Vladimir Putin’s invasion of Ukraine stems not from Soviet nostalgia, but a deeper desire for Russian Imperium. How should the West respond?
As you likely have seen, the predicted invasion of Ukraine by Russian forces has indeed come to pass. It has only been a few days, and the fog of war is still thick on the ground, but the invasion seems to be total and the resistance has been fierce. Russian forces have attacked all across the country, from the coastal cities of Odessa and Mariupol, to the northern areas around Kharkiv and the Chernobyl Exclusion Zone, to the capital of Kyiv itself. Ukraine’s defense has been stronger than many observers – including the Russians – had anticipated, and acts of heroism have been reported widely. The war is moving very quickly, and the facts on the ground may have even changed by the time you read this; as such, this piece is not meant to be an exhaustive update on the military situation in Ukraine – there are far more knowledgeable people than I writing about that. What I can do, however, is explain and correct a key misconception in how many Western pundits and politicians – President Biden included – view Vladimir Putin’s motivations for this attack. They are correct in seeing Putin as driven by historical factors and nostalgia for past glory, but they ascribe that longing to the wrong era. He looks not to the Cold War of the 20th century, but to the Great Power conflict of the 19th. The Russian President does not seek to become the leader of a revived Soviet Union, but a new Tsar. That may seem like a distinction without a difference, but it isn’t; understanding this historic rationale and properly contextualizing it can help us better understand Putin’s worldview, learn a great deal about his future ambitions, and determine how best to respond to this unprovoked invasion.
Russia is poised to renew its offensive in Ukraine; what is NATO going to do about it? Unfortunately, if recent indications hold true, very little.
History has returned with a vengeance. Europe is once again on the precipice of a large-scale land war instigated by an expansionist Russia looking to exert suzerainty over its independent neighbors. The last major Russian offensive in Ukraine back in 2014 led to the illegal annexation of Crimea, as well as a burgeoning separatist insurgency in the eastern part of the country, backed militarily and financially by Moscow. Russia did not fight this conflict in the open, instead using proxies, special forces, mercenaries, and non-uniformed soldiers colloquially known as Little Green Men. The NATO response was relatively minor, consisting of some economic sanctions and tough talk on the part of the Obama administration; ironically enough, the lead diplomatic envoy dealing with the crisis on behalf of the United States was one Joe Biden. Since then, the war in Ukraine has continued, causing tens of thousands of casualties, while Russian control over Crimea has been cemented. Malign Russian influence in Europe and its confidence and aggression abroad have also increased over the past 8 years, assisted by weak and inconsistent Western policy. The constant state of intermittent conflict in the Donbas region of Ukraine has brought the region back to a state of trench warfare reminiscent of the First World War. In recent months, however, Russia has begun a conventional military buildup on Ukraine’s borders and looks ready to launch a full-scale assault using tanks, artillery, and air power. This is an even bigger threat to European peace and American global hegemony than Russia’s initial assault on Ukraine was nearly a decade ago, yet it seems like our response will be even more lackluster than last time – if not downright conciliatory. This is a recipe for disaster.

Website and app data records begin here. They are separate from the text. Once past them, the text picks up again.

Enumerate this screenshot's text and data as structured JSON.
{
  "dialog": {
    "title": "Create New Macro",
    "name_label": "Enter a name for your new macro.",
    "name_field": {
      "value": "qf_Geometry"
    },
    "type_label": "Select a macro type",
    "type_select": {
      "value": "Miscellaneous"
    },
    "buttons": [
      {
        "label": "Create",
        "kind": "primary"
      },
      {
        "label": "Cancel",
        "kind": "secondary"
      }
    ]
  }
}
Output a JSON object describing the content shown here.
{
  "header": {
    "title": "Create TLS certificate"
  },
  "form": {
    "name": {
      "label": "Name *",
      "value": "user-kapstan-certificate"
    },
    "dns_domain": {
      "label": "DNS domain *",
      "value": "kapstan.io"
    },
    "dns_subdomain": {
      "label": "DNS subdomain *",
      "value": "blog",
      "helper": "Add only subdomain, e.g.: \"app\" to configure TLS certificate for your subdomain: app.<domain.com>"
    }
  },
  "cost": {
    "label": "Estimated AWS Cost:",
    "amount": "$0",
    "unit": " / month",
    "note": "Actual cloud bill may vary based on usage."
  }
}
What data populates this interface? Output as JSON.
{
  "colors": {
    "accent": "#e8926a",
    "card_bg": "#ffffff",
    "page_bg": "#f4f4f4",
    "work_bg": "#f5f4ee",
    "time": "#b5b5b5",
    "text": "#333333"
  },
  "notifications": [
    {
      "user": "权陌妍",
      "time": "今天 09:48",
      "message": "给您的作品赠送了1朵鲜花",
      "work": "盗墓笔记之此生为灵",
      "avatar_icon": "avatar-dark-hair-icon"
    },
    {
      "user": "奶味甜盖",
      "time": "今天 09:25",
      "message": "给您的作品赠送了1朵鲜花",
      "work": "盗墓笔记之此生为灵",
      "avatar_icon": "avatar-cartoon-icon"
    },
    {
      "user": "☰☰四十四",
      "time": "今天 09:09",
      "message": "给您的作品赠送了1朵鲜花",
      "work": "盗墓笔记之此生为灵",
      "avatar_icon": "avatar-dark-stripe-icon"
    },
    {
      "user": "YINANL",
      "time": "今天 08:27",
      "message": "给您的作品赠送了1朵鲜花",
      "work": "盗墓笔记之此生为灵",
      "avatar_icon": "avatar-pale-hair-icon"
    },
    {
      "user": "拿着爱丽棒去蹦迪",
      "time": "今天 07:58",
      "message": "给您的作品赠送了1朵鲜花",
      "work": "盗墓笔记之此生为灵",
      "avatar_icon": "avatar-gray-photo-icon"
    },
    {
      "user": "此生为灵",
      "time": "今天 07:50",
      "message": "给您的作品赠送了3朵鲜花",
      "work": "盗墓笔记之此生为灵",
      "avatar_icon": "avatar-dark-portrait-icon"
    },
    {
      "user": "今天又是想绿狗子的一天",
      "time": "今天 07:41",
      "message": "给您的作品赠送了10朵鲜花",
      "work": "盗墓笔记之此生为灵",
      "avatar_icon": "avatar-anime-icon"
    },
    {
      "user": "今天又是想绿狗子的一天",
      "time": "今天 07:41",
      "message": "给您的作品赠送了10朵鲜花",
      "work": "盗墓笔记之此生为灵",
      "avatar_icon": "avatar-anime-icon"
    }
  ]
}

Fossil fuel pipelines on both sides of the Atlantic have been in the news recently — one for nearing completion and the other for being halted. Both have interesting international implications and each pipeline’s story defies convenient narratives based solely around climate change. In this tale of two pipelines, I’m for the completion of one and against the completion of the other. Unfortunately, the reverse is actually happening in reality. Let’s start with the pipeline that I support, yet is now being shut down — possibly for good.
In this recurring series of posts, I’ll be highlighting some of the most important and interesting developments in foreign affairs that may have been missed by casual news consumers. These posts may be infrequent, but that all depends on what catches my eye in the realm of international events. I’ll generally describe a few items in each Foreign Telegram, giving an overview of the news itself and some brief commentary on what it all means. Without further throat-clearing, here’s the Foreign Telegram for February 3, 2021.